Dataset —
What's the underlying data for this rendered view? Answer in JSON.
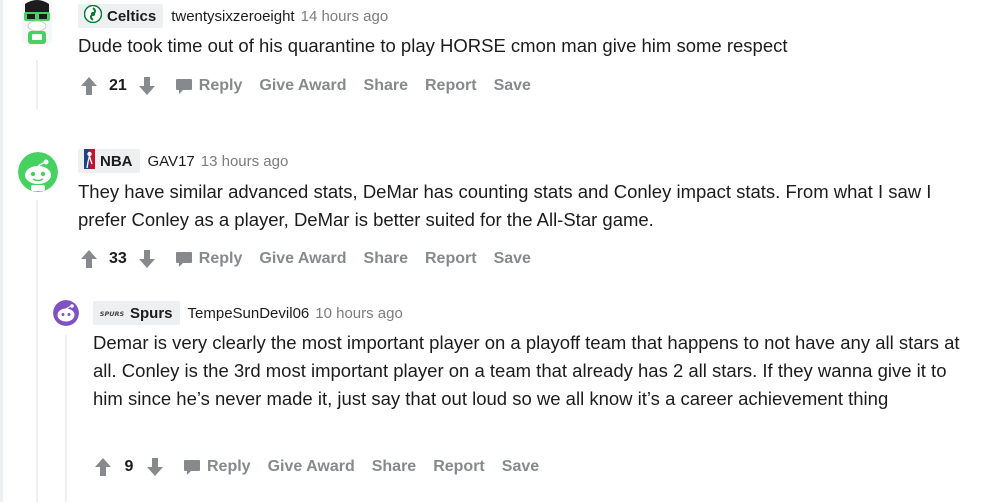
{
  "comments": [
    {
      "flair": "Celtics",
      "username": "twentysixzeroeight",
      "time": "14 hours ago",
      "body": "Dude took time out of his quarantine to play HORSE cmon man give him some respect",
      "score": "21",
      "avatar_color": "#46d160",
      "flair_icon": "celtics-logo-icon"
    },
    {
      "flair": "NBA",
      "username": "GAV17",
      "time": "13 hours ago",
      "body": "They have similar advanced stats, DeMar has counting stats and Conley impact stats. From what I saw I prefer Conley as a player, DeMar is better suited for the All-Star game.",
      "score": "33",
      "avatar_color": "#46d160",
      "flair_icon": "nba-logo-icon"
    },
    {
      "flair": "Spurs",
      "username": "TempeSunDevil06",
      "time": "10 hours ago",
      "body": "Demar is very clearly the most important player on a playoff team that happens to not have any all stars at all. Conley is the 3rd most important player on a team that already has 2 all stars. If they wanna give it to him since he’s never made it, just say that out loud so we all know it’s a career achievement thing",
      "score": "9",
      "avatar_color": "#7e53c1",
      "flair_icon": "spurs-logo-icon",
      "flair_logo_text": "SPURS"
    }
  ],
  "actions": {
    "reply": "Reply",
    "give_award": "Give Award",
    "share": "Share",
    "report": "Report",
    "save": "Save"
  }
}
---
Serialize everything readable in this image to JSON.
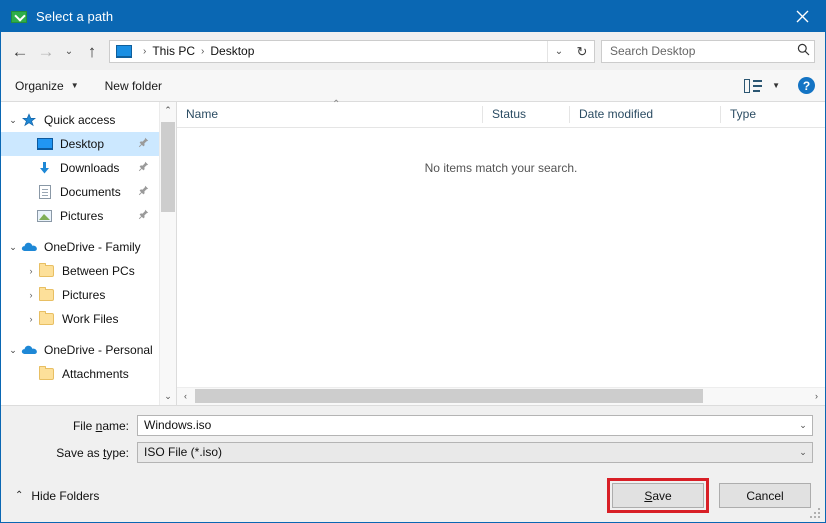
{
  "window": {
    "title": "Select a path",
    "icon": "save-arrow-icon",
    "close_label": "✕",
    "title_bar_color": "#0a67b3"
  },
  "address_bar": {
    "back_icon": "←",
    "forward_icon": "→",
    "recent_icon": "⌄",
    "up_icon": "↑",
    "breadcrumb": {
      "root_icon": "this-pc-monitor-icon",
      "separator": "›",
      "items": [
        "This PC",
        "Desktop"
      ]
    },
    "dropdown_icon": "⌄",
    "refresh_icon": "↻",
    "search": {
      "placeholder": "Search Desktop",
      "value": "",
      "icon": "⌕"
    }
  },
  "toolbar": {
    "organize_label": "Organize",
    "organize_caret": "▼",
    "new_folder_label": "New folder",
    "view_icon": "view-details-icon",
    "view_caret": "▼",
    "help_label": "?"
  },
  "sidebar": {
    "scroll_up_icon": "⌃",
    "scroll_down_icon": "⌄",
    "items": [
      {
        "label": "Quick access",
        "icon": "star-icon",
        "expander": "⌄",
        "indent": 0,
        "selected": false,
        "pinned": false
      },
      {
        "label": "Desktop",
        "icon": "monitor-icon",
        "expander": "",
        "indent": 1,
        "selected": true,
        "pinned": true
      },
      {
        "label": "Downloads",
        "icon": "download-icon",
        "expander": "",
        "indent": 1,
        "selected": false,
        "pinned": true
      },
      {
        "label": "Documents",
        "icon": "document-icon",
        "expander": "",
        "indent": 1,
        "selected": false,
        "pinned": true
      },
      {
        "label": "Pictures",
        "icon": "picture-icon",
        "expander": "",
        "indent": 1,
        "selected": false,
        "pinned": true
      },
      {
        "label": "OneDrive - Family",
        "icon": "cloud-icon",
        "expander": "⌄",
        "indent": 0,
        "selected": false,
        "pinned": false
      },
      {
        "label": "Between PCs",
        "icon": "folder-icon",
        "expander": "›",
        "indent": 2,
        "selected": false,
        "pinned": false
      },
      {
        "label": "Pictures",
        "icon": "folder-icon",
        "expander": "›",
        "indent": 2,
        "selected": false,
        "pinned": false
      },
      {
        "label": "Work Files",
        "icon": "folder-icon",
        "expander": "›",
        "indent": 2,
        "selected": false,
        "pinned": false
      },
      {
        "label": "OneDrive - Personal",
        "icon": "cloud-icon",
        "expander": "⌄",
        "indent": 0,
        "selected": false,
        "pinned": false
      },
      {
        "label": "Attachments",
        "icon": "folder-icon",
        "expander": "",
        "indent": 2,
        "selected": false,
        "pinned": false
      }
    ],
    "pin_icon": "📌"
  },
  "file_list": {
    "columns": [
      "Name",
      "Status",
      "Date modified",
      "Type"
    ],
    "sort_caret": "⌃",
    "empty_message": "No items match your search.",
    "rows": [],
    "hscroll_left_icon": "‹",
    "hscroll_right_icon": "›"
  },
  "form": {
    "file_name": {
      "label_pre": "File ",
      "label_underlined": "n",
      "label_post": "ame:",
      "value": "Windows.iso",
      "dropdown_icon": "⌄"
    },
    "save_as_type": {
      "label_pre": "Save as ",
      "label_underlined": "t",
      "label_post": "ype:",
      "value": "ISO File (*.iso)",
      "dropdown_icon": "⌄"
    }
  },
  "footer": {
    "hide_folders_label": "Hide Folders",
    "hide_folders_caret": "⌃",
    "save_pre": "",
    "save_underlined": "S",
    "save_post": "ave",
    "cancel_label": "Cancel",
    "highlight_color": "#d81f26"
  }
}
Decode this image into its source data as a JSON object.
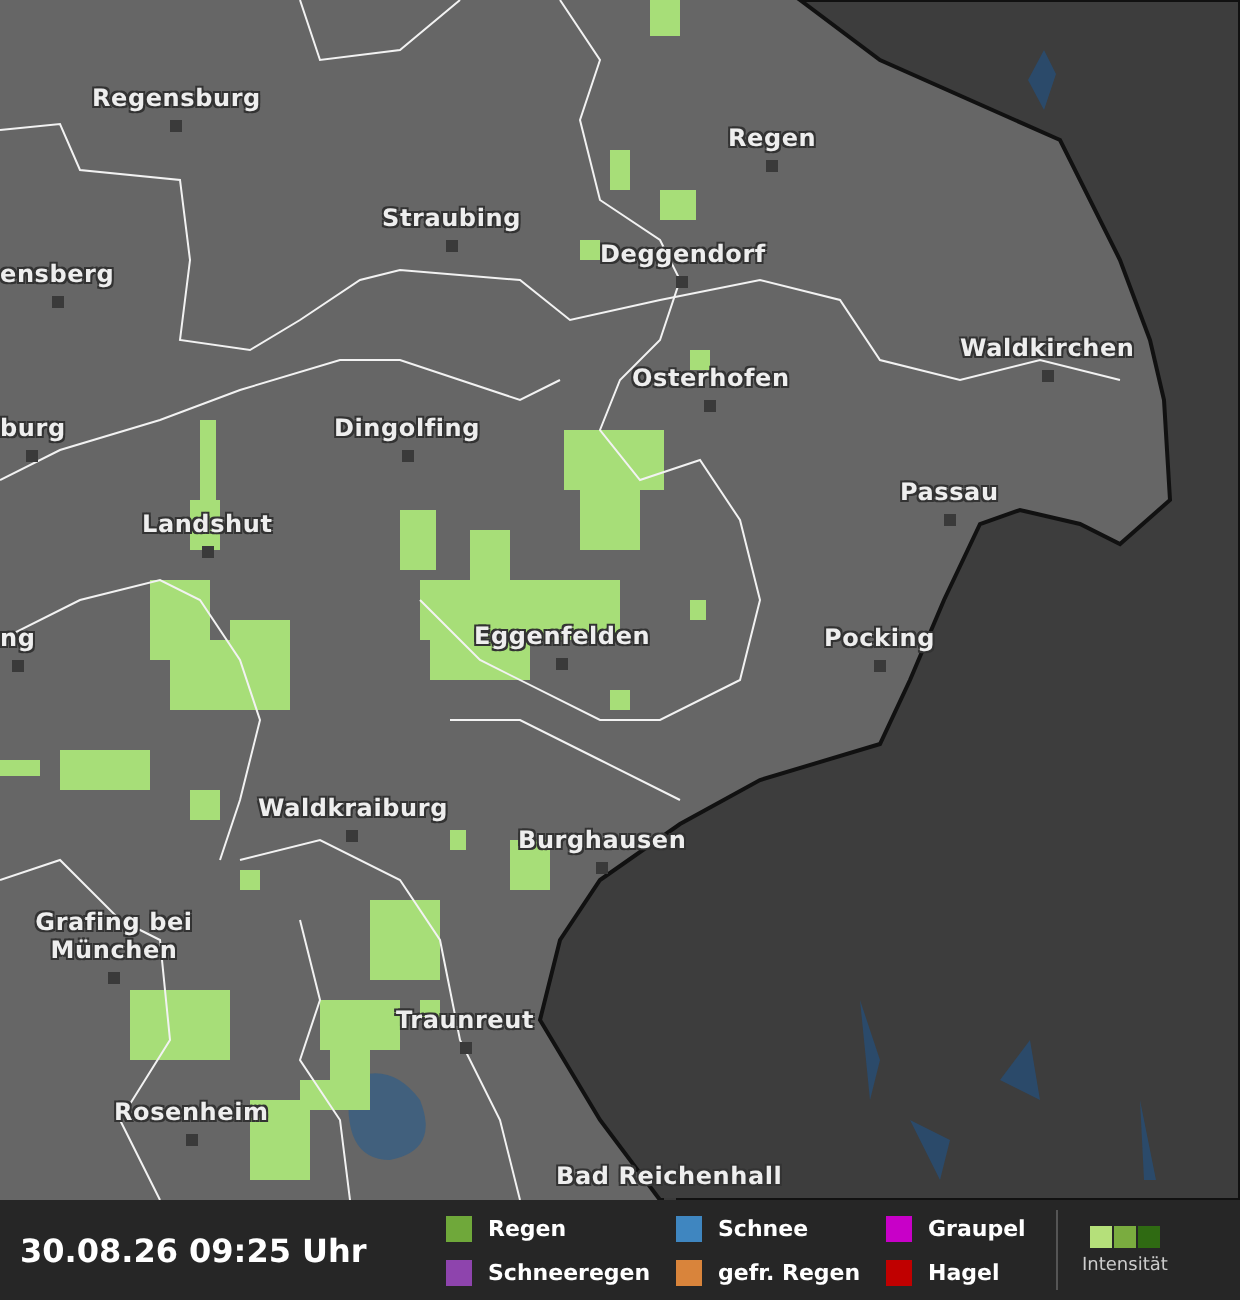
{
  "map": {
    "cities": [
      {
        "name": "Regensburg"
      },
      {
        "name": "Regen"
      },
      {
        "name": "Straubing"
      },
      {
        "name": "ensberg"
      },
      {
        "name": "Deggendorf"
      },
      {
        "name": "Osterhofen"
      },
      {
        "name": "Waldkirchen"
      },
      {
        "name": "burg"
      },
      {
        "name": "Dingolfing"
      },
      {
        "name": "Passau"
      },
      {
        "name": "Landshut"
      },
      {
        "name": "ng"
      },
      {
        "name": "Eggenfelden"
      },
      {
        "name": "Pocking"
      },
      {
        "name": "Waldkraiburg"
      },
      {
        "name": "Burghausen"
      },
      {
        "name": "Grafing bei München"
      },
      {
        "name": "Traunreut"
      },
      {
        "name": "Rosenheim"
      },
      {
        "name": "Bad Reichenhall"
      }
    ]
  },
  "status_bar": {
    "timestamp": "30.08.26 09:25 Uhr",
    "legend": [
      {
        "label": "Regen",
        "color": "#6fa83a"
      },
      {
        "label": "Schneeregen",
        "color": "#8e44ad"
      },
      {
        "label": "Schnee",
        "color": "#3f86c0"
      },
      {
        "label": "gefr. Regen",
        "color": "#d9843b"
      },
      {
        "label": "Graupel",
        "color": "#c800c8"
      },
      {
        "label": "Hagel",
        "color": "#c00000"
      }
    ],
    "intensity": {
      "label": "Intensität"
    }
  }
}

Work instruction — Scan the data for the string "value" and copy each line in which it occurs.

Output for this task —
      "value": "",
      "value": "Windows.iso",
      "value": "ISO File (*.iso)",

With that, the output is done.